- [EXERCISE INSTRUCTIONS]
If a record holds a picture, drop the picture and repeat everything else word for word.

- [RECORDS PROVIDED]
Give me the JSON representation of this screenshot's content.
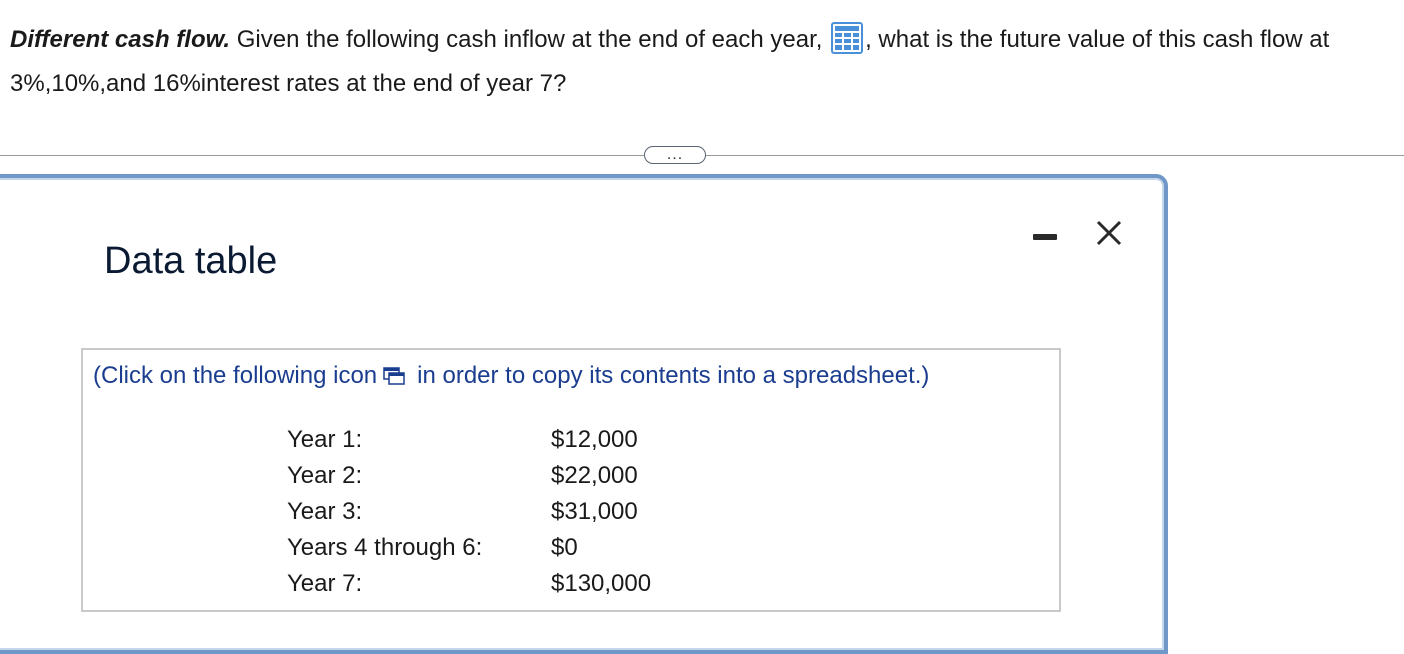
{
  "question": {
    "title": "Different cash flow.",
    "text_before_icon": " Given the following cash inflow at the end of each year, ",
    "text_after_icon": ", what is the future value of this cash flow at 3%,10%,and 16%interest rates at the end of year 7?",
    "icon": "grid-icon"
  },
  "expand_button": {
    "label": "..."
  },
  "dialog": {
    "title": "Data table",
    "minimize_icon": "minimize-icon",
    "close_icon": "close-icon",
    "hint_before_icon": "(Click on the following icon",
    "hint_after_icon": "in order to copy its contents into a spreadsheet.)",
    "copy_icon": "copy-icon",
    "rows": [
      {
        "label": "Year 1:",
        "value": "$12,000"
      },
      {
        "label": "Year 2:",
        "value": "$22,000"
      },
      {
        "label": "Year 3:",
        "value": "$31,000"
      },
      {
        "label": "Years 4 through 6:",
        "value": "$0"
      },
      {
        "label": "Year 7:",
        "value": "$130,000"
      }
    ]
  },
  "colors": {
    "accent": "#1a3d8f",
    "dialog_border": "#6f97c8",
    "grid_icon": "#4a90d9"
  }
}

- [ANSWER FOR THE TASK]
Give me the JSON representation of this screenshot's content.
{
  "question": {
    "title": "Different cash flow.",
    "text_before_icon": " Given the following cash inflow at the end of each year, ",
    "text_after_icon": ", what is the future value of this cash flow at 3%,10%,and 16%interest rates at the end of year 7?",
    "icon": "grid-icon"
  },
  "expand_button": {
    "label": "..."
  },
  "dialog": {
    "title": "Data table",
    "minimize_icon": "minimize-icon",
    "close_icon": "close-icon",
    "hint_before_icon": "(Click on the following icon",
    "hint_after_icon": "in order to copy its contents into a spreadsheet.)",
    "copy_icon": "copy-icon",
    "rows": [
      {
        "label": "Year 1:",
        "value": "$12,000"
      },
      {
        "label": "Year 2:",
        "value": "$22,000"
      },
      {
        "label": "Year 3:",
        "value": "$31,000"
      },
      {
        "label": "Years 4 through 6:",
        "value": "$0"
      },
      {
        "label": "Year 7:",
        "value": "$130,000"
      }
    ]
  },
  "colors": {
    "accent": "#1a3d8f",
    "dialog_border": "#6f97c8",
    "grid_icon": "#4a90d9"
  }
}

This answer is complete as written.